It sure seems that every human being has at least one opinion on every conceivable subject ... No kidding, say the legions of fashionably jaded bloggers out there, with the smarmy know-it-all smirk that’s practically obligatory in this business. Fair enough -- I’ve never in my life made any claim whatsoever to originality, pithy witticism, or wide-ranging and/or in-depth knowledge about anything in particular, and that’s especially true as far as this blog stuff is concerned. All I’m doing here is mournfully, hopelessly opining into the virtual ether, same as everybody else. And my “opine” at the moment just happens to be: it sure seems that every human being has at least one opinion on every conceivable subject ...
Among many other matters, the price of gasoline has been on the vituperative tip of many a blogger’s tongue lately. From the liberal-minded, computer-addicted troglodytes who don’t get enough sun or fresh air; to the radical wing-nut freepers who, nightly, kneel in rapturous self-debasement before their plastic Karl Rove party dolls -- everybody out in the ’sphere seems to be chucking in their two cents and opinionating non-stop about the oil companies and the deadly product they peddle. Under the circumstances, there’s little to lose by joining in the general gnashing of teeth over $3 gasoline and rapacious corporate profiteering. Being a resident of Sacramento, the capital of California, makes me somewhat of a reluctant pseudo-expert on these kinds of subjects.
Making a more-than-handsome profit off the behavior of others is an old American tradition, especially when it comes to so-called “lifestyle choices” at the core of this nation’s social-cultural apparatus. In the United States, the “choice” of over-reliance on automobiles, and the crude-oil-based fuels that power them, is a perfect case in point -- particularly so here in the state of California, what with its 25 million cars and trucks (which combine for nearly 300 billion “vehicle miles” traveled annually, according to the state Air Resources Board). With such an appallingly comprehensive stranglehold on the transportation infrastructure, which applies generally across the country as a whole, it would be utterly astonishing if the oil barons didn’t do everything possible to squeeze every last dollar out of all of us. They’re doing only what they know how to do, within the narrow, predatory capitalist scheme of things, to the complete exclusion of anything else: that is, maximize profits, while having no concern at all for the consequences to the wider society. Like I said, this is a fundamental corporate attitude that’s about as all-American as anything. To believe that oil companies would act any differently, perhaps showing at least a modicum of fairness or responsibility towards the citizenry they so ruthlessly exploit for their own advantage, is absurd in the extreme.
So, if the corporate sector -- as represented, in this case, by multinational oil companies -- aided and abetted by the politicians and public institutions they own and manipulate, is hell-bent on raping the earth and milking us poor dumb chumps until there’s literally nothing left, what’s the answer then?
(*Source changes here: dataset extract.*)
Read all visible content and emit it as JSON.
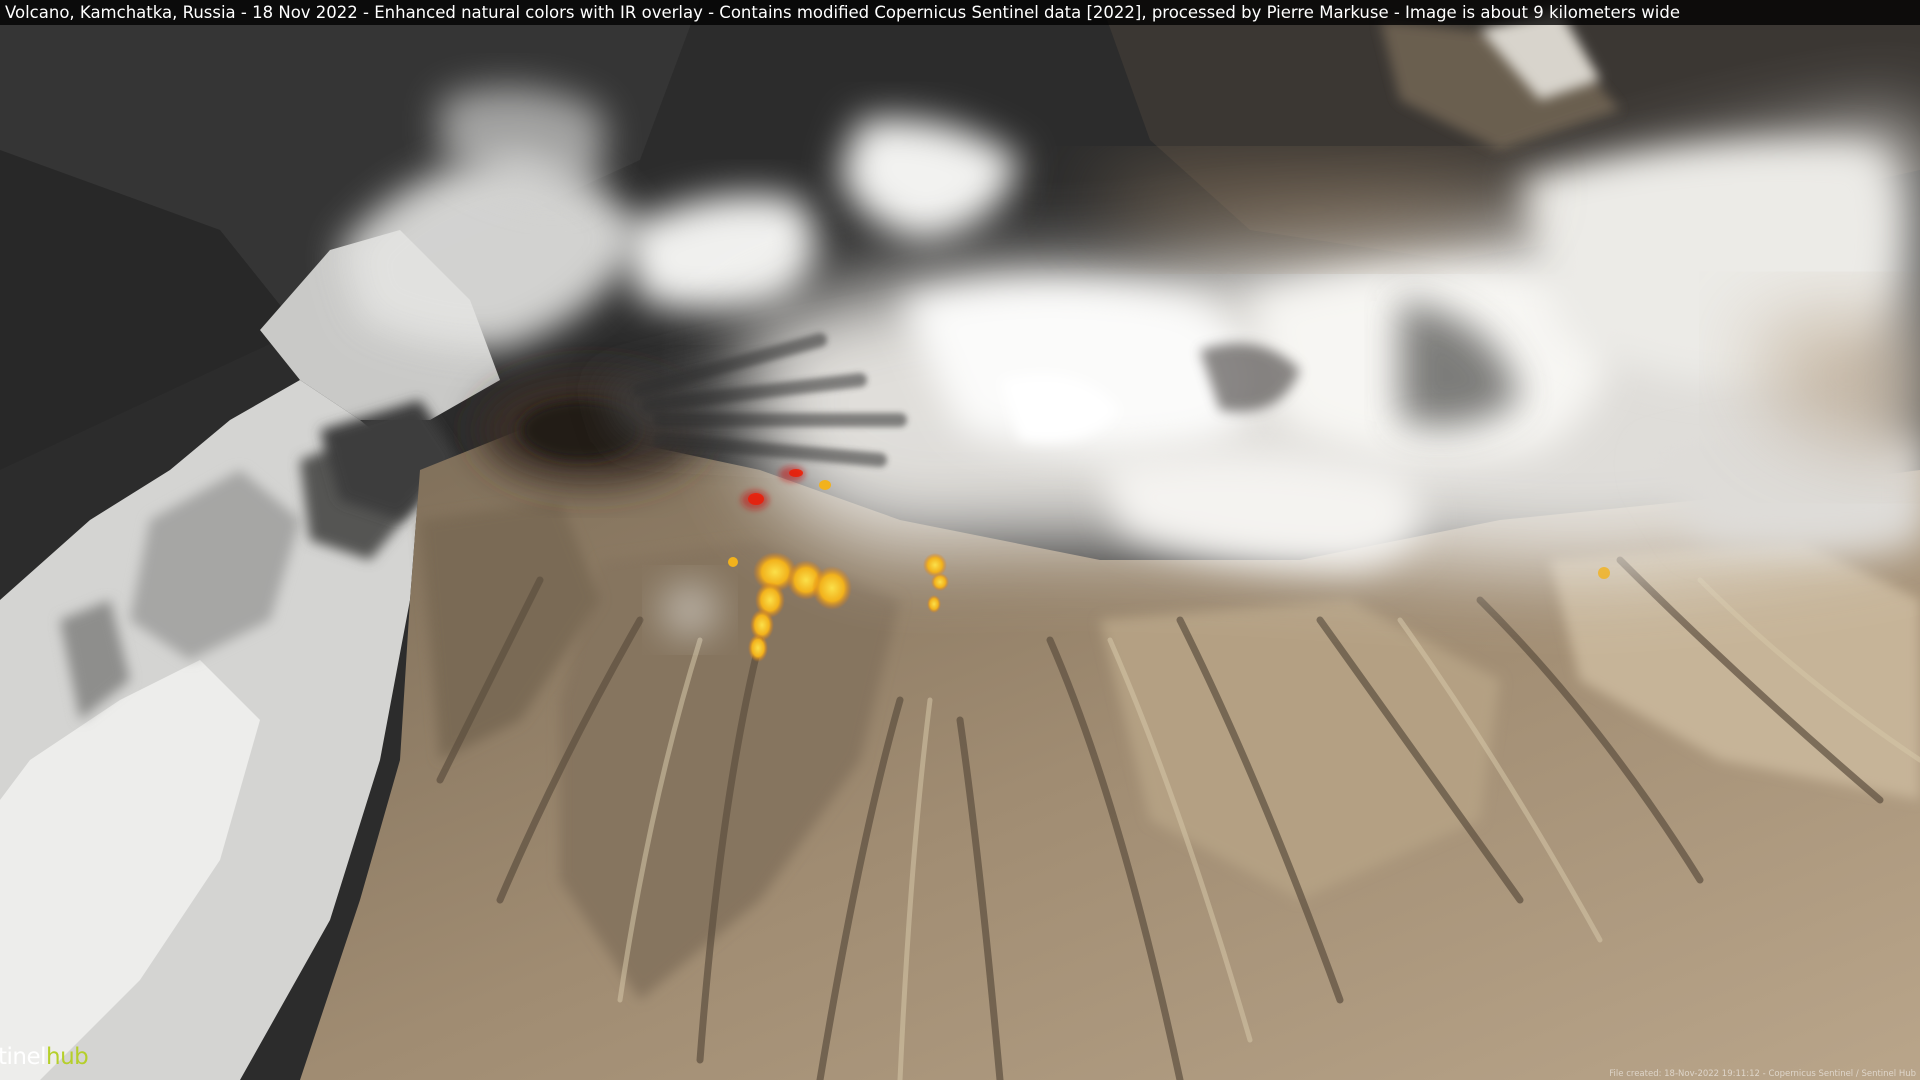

If the mystical chimera of profit is allowed to trump all other concerns, both in the human realm and the natural world, what’s the proper response? Plainly, the answer lies in not participating, in not playing the role of passive complicity in a system of ravenous exploitation. In this case, it’s the willful acceptance of a consumerist model of existence -- a dead-end, nowhere mode of living if there ever was one. Specifically, why don’t we just opt out of the fossil-fuel based automobile culture altogether? It’s our panting eagerness to play along with this dangerous fiction, this brutal disaster of an energy source that’s only going to destroy us in the long run, that is itself the foundation of all the violence and destruction being meted out by our so-called political “leaders” upon huge portions of the earth and its sorry inhabitants. Who gives a shit if gasoline costs three dollars a gallon, or ten, or fifty cents? Stop consuming it, for crying out loud; stop providing the ownership class an incentive to continue their mindless rampage of greed -- join the struggle to establish a new, sustainable paradigm of human existence. The alternative is, well, pretty ugly and foul. And terminal.
Yeah, I know, it all sounds so trite, and far more easily said and done. But what hope is there, if we simply succumb to the despair and lurch and stagger onward, in our fog of denial, headlong toward the precipice of oblivion? Not much, actually. The only serious question then, at this very late moment, is: have we already waited too long to save ourselves? My pickled sensibilities very nearly can’t face the answer to that.
In any event, later this evening I’m planning to attend the impeachment forum being presented by the Progressive Caucus of the California Democratic Party, which is being moderated by Mike Malloy. Perhaps we’ll uncover a new, untapped vein of energized optimism somewhere in the proceedings -- we can only hope.